Data to process START

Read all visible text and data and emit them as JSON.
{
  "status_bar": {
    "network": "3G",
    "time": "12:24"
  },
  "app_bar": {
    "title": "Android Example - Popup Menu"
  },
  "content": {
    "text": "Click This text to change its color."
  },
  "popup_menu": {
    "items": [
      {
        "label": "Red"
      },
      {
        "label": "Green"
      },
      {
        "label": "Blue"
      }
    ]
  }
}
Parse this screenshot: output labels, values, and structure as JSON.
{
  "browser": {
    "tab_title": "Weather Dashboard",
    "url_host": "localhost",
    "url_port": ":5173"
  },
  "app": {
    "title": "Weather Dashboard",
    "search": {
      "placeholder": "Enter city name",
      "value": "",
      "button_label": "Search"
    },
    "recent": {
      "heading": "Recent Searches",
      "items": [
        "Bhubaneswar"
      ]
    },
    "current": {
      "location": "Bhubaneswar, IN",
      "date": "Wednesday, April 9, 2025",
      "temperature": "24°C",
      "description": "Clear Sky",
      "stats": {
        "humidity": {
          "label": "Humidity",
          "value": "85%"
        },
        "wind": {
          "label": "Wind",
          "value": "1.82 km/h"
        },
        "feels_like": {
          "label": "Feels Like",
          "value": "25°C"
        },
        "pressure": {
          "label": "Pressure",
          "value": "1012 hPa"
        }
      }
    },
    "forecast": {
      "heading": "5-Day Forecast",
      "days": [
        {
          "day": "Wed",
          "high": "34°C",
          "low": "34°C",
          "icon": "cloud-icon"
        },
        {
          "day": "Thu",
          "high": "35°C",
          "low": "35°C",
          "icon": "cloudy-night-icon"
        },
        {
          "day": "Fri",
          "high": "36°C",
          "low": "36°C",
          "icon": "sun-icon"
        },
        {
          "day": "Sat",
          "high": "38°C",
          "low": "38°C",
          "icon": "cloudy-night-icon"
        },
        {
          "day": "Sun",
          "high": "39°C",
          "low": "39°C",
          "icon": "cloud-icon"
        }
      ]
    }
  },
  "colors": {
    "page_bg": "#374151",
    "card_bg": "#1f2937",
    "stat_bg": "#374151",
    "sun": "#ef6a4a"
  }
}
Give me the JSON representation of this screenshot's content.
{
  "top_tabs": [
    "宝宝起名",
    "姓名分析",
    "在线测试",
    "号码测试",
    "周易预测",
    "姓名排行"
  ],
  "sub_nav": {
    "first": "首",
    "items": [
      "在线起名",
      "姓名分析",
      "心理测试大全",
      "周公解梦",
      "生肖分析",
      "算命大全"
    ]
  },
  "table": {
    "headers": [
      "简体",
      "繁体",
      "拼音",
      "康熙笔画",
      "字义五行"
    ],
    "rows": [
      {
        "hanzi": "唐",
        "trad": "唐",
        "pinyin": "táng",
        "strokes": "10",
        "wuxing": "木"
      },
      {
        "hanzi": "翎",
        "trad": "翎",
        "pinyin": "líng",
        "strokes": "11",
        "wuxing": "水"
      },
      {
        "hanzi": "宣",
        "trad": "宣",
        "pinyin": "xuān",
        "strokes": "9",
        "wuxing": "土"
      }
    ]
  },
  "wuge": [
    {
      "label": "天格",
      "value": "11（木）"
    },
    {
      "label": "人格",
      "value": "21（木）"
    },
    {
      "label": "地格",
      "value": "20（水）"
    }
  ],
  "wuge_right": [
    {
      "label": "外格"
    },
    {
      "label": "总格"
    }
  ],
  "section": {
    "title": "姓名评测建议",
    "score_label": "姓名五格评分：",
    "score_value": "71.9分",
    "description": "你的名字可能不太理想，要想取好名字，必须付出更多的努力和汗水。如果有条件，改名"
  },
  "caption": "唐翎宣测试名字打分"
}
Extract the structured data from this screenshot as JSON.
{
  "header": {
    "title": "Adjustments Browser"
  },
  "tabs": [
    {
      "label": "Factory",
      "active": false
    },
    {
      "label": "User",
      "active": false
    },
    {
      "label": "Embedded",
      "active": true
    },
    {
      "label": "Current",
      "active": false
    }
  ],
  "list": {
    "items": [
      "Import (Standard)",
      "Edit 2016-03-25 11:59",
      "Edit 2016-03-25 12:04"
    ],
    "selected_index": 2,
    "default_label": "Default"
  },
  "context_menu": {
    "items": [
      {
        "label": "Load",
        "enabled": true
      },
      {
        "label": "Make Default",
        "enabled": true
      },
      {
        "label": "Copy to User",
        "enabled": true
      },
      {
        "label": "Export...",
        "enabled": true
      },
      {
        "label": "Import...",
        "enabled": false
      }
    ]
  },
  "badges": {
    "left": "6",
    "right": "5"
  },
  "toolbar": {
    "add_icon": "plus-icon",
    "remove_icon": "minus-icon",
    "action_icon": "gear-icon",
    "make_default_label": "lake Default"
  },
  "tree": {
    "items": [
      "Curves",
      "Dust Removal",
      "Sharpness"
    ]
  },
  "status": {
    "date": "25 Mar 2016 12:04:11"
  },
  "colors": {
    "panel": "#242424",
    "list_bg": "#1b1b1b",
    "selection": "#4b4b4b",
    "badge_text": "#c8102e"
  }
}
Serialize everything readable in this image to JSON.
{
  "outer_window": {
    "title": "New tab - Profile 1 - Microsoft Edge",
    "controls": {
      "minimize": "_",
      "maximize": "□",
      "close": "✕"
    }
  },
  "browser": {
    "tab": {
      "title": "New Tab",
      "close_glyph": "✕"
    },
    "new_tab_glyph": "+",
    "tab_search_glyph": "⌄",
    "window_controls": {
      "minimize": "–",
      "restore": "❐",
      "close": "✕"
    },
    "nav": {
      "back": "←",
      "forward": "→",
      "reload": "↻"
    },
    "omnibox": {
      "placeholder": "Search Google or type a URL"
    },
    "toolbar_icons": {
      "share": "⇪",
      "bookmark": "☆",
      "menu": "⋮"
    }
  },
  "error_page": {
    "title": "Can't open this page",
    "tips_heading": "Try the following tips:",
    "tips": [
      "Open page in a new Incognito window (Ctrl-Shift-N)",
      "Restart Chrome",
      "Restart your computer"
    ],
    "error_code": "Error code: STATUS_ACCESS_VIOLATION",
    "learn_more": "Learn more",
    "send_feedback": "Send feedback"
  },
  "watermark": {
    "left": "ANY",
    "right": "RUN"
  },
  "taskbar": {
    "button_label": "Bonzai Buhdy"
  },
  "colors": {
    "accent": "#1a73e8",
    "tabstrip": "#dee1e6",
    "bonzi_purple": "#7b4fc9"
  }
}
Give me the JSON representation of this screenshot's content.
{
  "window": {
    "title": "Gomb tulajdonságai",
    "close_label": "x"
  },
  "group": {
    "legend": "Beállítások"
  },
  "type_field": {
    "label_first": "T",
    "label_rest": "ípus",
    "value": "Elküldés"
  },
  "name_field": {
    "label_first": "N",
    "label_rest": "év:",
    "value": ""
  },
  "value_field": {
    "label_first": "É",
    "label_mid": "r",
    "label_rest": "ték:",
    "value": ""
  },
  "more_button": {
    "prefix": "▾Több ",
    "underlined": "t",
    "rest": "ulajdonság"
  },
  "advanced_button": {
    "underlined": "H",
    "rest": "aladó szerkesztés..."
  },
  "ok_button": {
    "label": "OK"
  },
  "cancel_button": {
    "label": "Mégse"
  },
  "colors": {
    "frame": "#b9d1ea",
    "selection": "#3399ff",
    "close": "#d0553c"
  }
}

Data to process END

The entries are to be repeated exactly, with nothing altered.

§ Answer section
Read all visible text and data and emit them as JSON.
{
  "status_bar": {
    "network": "3G",
    "time": "12:24"
  },
  "app_bar": {
    "title": "Android Example - Popup Menu"
  },
  "content": {
    "text": "Click This text to change its color."
  },
  "popup_menu": {
    "items": [
      {
        "label": "Red"
      },
      {
        "label": "Green"
      },
      {
        "label": "Blue"
      }
    ]
  }
}
Parse this screenshot: output labels, values, and structure as JSON.
{
  "browser": {
    "tab_title": "Weather Dashboard",
    "url_host": "localhost",
    "url_port": ":5173"
  },
  "app": {
    "title": "Weather Dashboard",
    "search": {
      "placeholder": "Enter city name",
      "value": "",
      "button_label": "Search"
    },
    "recent": {
      "heading": "Recent Searches",
      "items": [
        "Bhubaneswar"
      ]
    },
    "current": {
      "location": "Bhubaneswar, IN",
      "date": "Wednesday, April 9, 2025",
      "temperature": "24°C",
      "description": "Clear Sky",
      "stats": {
        "humidity": {
          "label": "Humidity",
          "value": "85%"
        },
        "wind": {
          "label": "Wind",
          "value": "1.82 km/h"
        },
        "feels_like": {
          "label": "Feels Like",
          "value": "25°C"
        },
        "pressure": {
          "label": "Pressure",
          "value": "1012 hPa"
        }
      }
    },
    "forecast": {
      "heading": "5-Day Forecast",
      "days": [
        {
          "day": "Wed",
          "high": "34°C",
          "low": "34°C",
          "icon": "cloud-icon"
        },
        {
          "day": "Thu",
          "high": "35°C",
          "low": "35°C",
          "icon": "cloudy-night-icon"
        },
        {
          "day": "Fri",
          "high": "36°C",
          "low": "36°C",
          "icon": "sun-icon"
        },
        {
          "day": "Sat",
          "high": "38°C",
          "low": "38°C",
          "icon": "cloudy-night-icon"
        },
        {
          "day": "Sun",
          "high": "39°C",
          "low": "39°C",
          "icon": "cloud-icon"
        }
      ]
    }
  },
  "colors": {
    "page_bg": "#374151",
    "card_bg": "#1f2937",
    "stat_bg": "#374151",
    "sun": "#ef6a4a"
  }
}
Give me the JSON representation of this screenshot's content.
{
  "top_tabs": [
    "宝宝起名",
    "姓名分析",
    "在线测试",
    "号码测试",
    "周易预测",
    "姓名排行"
  ],
  "sub_nav": {
    "first": "首",
    "items": [
      "在线起名",
      "姓名分析",
      "心理测试大全",
      "周公解梦",
      "生肖分析",
      "算命大全"
    ]
  },
  "table": {
    "headers": [
      "简体",
      "繁体",
      "拼音",
      "康熙笔画",
      "字义五行"
    ],
    "rows": [
      {
        "hanzi": "唐",
        "trad": "唐",
        "pinyin": "táng",
        "strokes": "10",
        "wuxing": "木"
      },
      {
        "hanzi": "翎",
        "trad": "翎",
        "pinyin": "líng",
        "strokes": "11",
        "wuxing": "水"
      },
      {
        "hanzi": "宣",
        "trad": "宣",
        "pinyin": "xuān",
        "strokes": "9",
        "wuxing": "土"
      }
    ]
  },
  "wuge": [
    {
      "label": "天格",
      "value": "11（木）"
    },
    {
      "label": "人格",
      "value": "21（木）"
    },
    {
      "label": "地格",
      "value": "20（水）"
    }
  ],
  "wuge_right": [
    {
      "label": "外格"
    },
    {
      "label": "总格"
    }
  ],
  "section": {
    "title": "姓名评测建议",
    "score_label": "姓名五格评分：",
    "score_value": "71.9分",
    "description": "你的名字可能不太理想，要想取好名字，必须付出更多的努力和汗水。如果有条件，改名"
  },
  "caption": "唐翎宣测试名字打分"
}
Extract the structured data from this screenshot as JSON.
{
  "header": {
    "title": "Adjustments Browser"
  },
  "tabs": [
    {
      "label": "Factory",
      "active": false
    },
    {
      "label": "User",
      "active": false
    },
    {
      "label": "Embedded",
      "active": true
    },
    {
      "label": "Current",
      "active": false
    }
  ],
  "list": {
    "items": [
      "Import (Standard)",
      "Edit 2016-03-25 11:59",
      "Edit 2016-03-25 12:04"
    ],
    "selected_index": 2,
    "default_label": "Default"
  },
  "context_menu": {
    "items": [
      {
        "label": "Load",
        "enabled": true
      },
      {
        "label": "Make Default",
        "enabled": true
      },
      {
        "label": "Copy to User",
        "enabled": true
      },
      {
        "label": "Export...",
        "enabled": true
      },
      {
        "label": "Import...",
        "enabled": false
      }
    ]
  },
  "badges": {
    "left": "6",
    "right": "5"
  },
  "toolbar": {
    "add_icon": "plus-icon",
    "remove_icon": "minus-icon",
    "action_icon": "gear-icon",
    "make_default_label": "lake Default"
  },
  "tree": {
    "items": [
      "Curves",
      "Dust Removal",
      "Sharpness"
    ]
  },
  "status": {
    "date": "25 Mar 2016 12:04:11"
  },
  "colors": {
    "panel": "#242424",
    "list_bg": "#1b1b1b",
    "selection": "#4b4b4b",
    "badge_text": "#c8102e"
  }
}
Serialize everything readable in this image to JSON.
{
  "outer_window": {
    "title": "New tab - Profile 1 - Microsoft Edge",
    "controls": {
      "minimize": "_",
      "maximize": "□",
      "close": "✕"
    }
  },
  "browser": {
    "tab": {
      "title": "New Tab",
      "close_glyph": "✕"
    },
    "new_tab_glyph": "+",
    "tab_search_glyph": "⌄",
    "window_controls": {
      "minimize": "–",
      "restore": "❐",
      "close": "✕"
    },
    "nav": {
      "back": "←",
      "forward": "→",
      "reload": "↻"
    },
    "omnibox": {
      "placeholder": "Search Google or type a URL"
    },
    "toolbar_icons": {
      "share": "⇪",
      "bookmark": "☆",
      "menu": "⋮"
    }
  },
  "error_page": {
    "title": "Can't open this page",
    "tips_heading": "Try the following tips:",
    "tips": [
      "Open page in a new Incognito window (Ctrl-Shift-N)",
      "Restart Chrome",
      "Restart your computer"
    ],
    "error_code": "Error code: STATUS_ACCESS_VIOLATION",
    "learn_more": "Learn more",
    "send_feedback": "Send feedback"
  },
  "watermark": {
    "left": "ANY",
    "right": "RUN"
  },
  "taskbar": {
    "button_label": "Bonzai Buhdy"
  },
  "colors": {
    "accent": "#1a73e8",
    "tabstrip": "#dee1e6",
    "bonzi_purple": "#7b4fc9"
  }
}
Give me the JSON representation of this screenshot's content.
{
  "window": {
    "title": "Gomb tulajdonságai",
    "close_label": "x"
  },
  "group": {
    "legend": "Beállítások"
  },
  "type_field": {
    "label_first": "T",
    "label_rest": "ípus",
    "value": "Elküldés"
  },
  "name_field": {
    "label_first": "N",
    "label_rest": "év:",
    "value": ""
  },
  "value_field": {
    "label_first": "É",
    "label_mid": "r",
    "label_rest": "ték:",
    "value": ""
  },
  "more_button": {
    "prefix": "▾Több ",
    "underlined": "t",
    "rest": "ulajdonság"
  },
  "advanced_button": {
    "underlined": "H",
    "rest": "aladó szerkesztés..."
  },
  "ok_button": {
    "label": "OK"
  },
  "cancel_button": {
    "label": "Mégse"
  },
  "colors": {
    "frame": "#b9d1ea",
    "selection": "#3399ff",
    "close": "#d0553c"
  }
}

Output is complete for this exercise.